(Stored items)
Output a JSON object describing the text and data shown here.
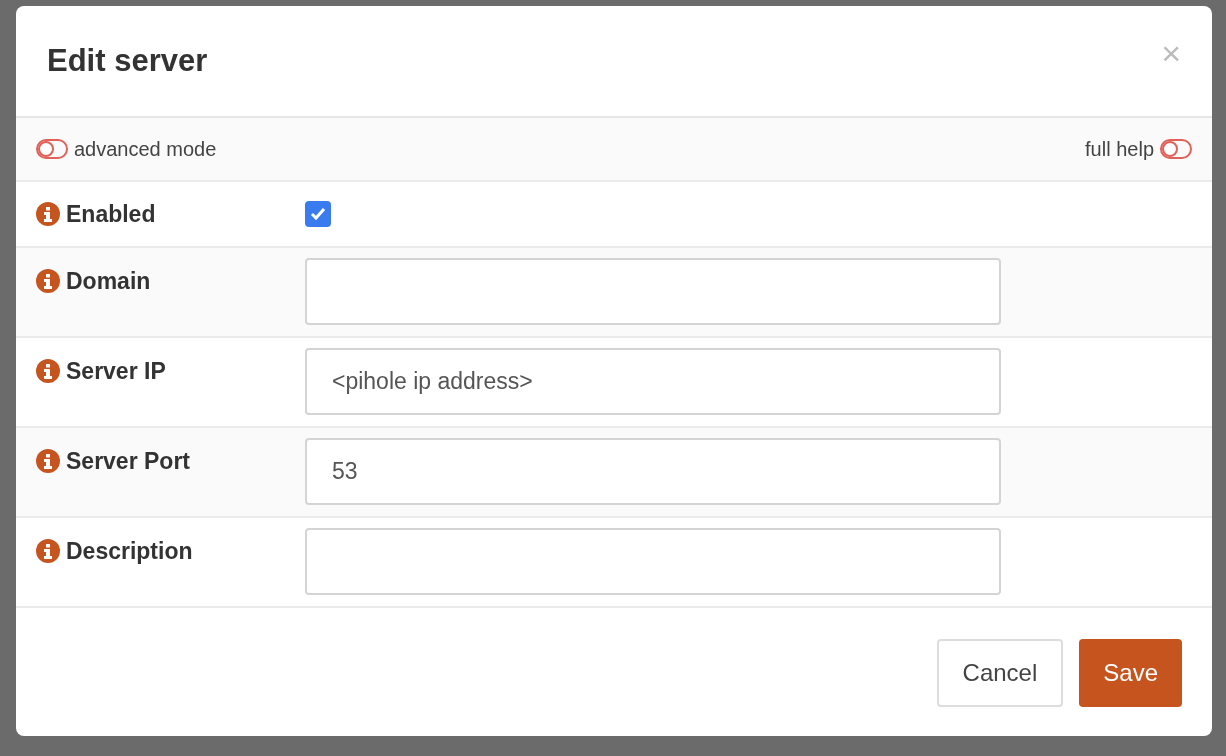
{
  "dialog": {
    "title": "Edit server",
    "close": "×"
  },
  "toggles": [
    {
      "label": "advanced mode",
      "on": false
    },
    {
      "label": "full help",
      "on": false
    }
  ],
  "fields": [
    {
      "kind": "checkbox",
      "label": "Enabled",
      "checked": true
    },
    {
      "kind": "text",
      "label": "Domain"
    },
    {
      "kind": "text",
      "label": "Server IP",
      "value": "<pihole ip address>"
    },
    {
      "kind": "text",
      "label": "Server Port",
      "value": "53"
    },
    {
      "kind": "text",
      "label": "Description"
    }
  ],
  "buttons": [
    {
      "label": "Cancel",
      "kind": "secondary"
    },
    {
      "label": "Save",
      "kind": "primary"
    }
  ]
}
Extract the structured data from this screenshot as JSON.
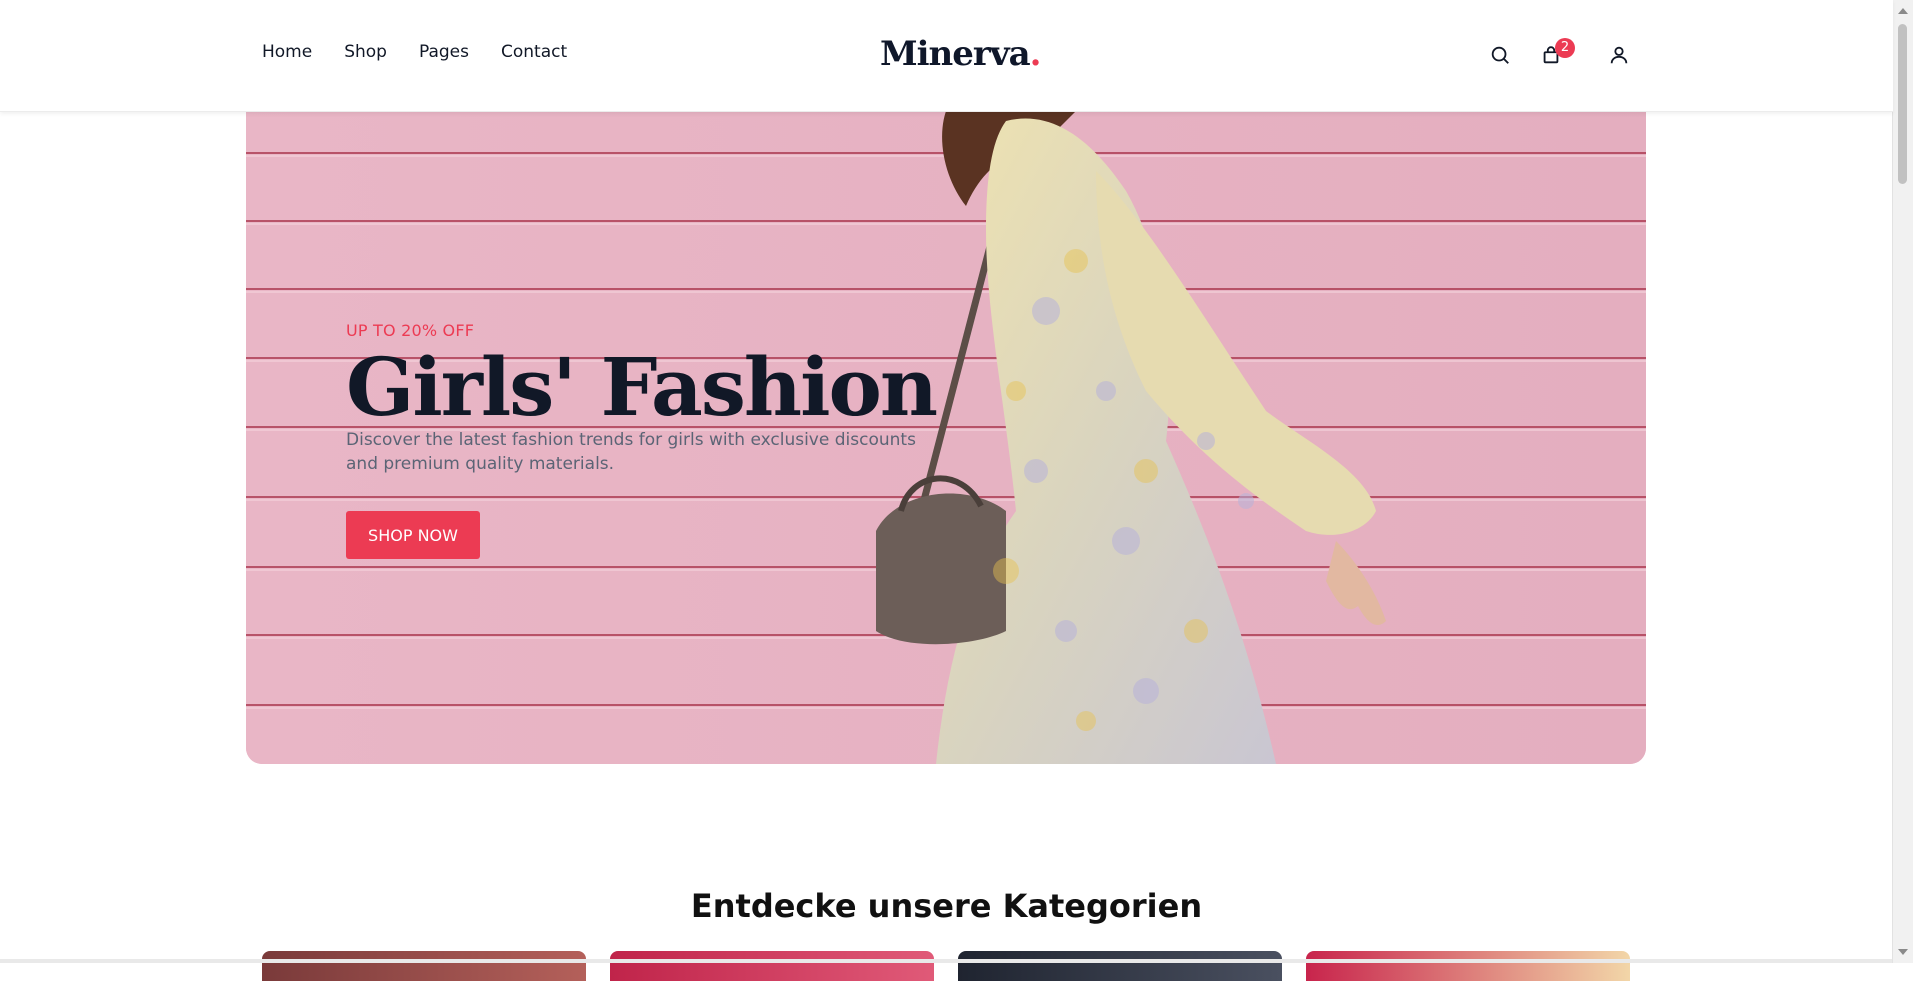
{
  "header": {
    "nav": [
      "Home",
      "Shop",
      "Pages",
      "Contact"
    ],
    "logo_text": "Minerva",
    "logo_dot": ".",
    "cart_count": "2",
    "icons": [
      "search-icon",
      "bag-icon",
      "user-icon"
    ]
  },
  "hero": {
    "eyebrow": "UP TO 20% OFF",
    "title": "Girls' Fashion",
    "subtitle": "Discover the latest fashion trends for girls with exclusive discounts and premium quality materials.",
    "cta": "SHOP NOW"
  },
  "categories": {
    "title": "Entdecke unsere Kategorien"
  },
  "colors": {
    "accent": "#ec3b53",
    "hero_background": "#e7b4c5",
    "text_dark": "#111827"
  }
}
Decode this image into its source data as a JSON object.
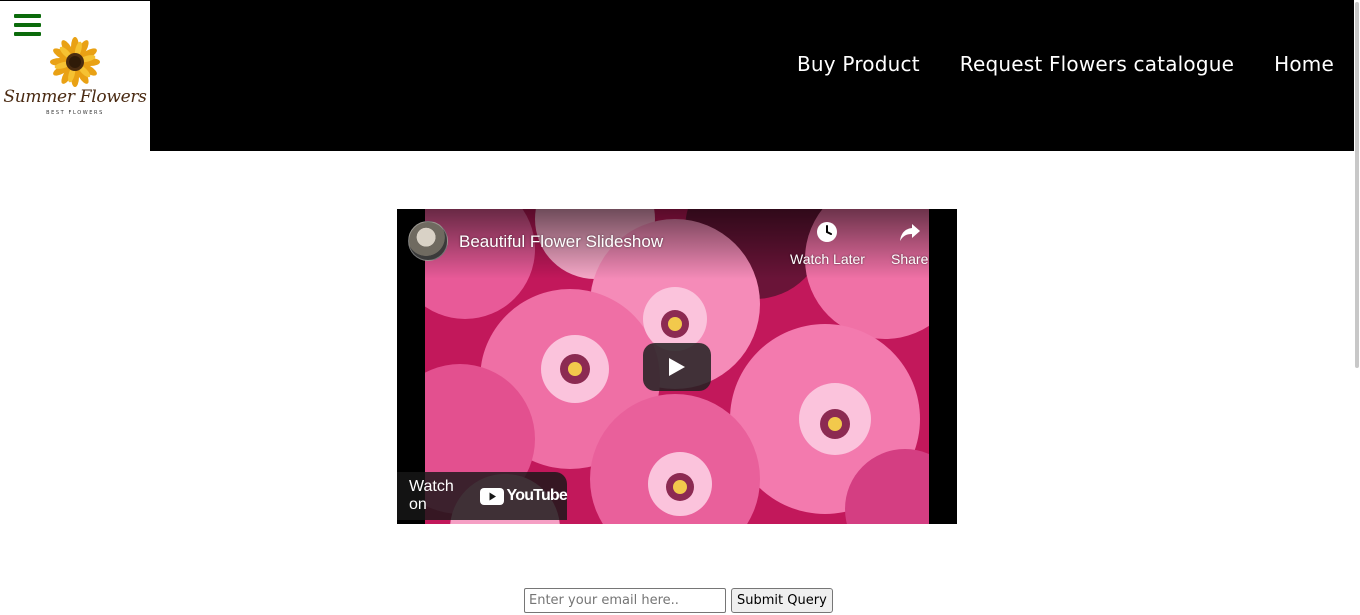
{
  "brand": {
    "name": "Summer Flowers",
    "tagline": "BEST FLOWERS",
    "menu_icon": "hamburger-menu-icon",
    "logo_icon": "sunflower-icon"
  },
  "nav": {
    "items": [
      {
        "label": "Buy Product"
      },
      {
        "label": "Request Flowers catalogue"
      },
      {
        "label": "Home"
      }
    ]
  },
  "video": {
    "title": "Beautiful Flower Slideshow",
    "watch_later_label": "Watch Later",
    "share_label": "Share",
    "watch_on_label": "Watch on",
    "youtube_word": "YouTube"
  },
  "newsletter": {
    "email_placeholder": "Enter your email here..",
    "email_value": "",
    "submit_label": "Submit Query"
  },
  "colors": {
    "navbar_bg": "#000000",
    "nav_text": "#ffffff",
    "menu_icon": "#0b6b0b",
    "brand_text": "#4a2a12",
    "youtube_red": "#ff0000"
  }
}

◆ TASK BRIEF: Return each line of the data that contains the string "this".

◆ YOUR SOLUTION:
Extract the structured data from this screenshot as JSON.
Decode this image into its source data as a JSON object.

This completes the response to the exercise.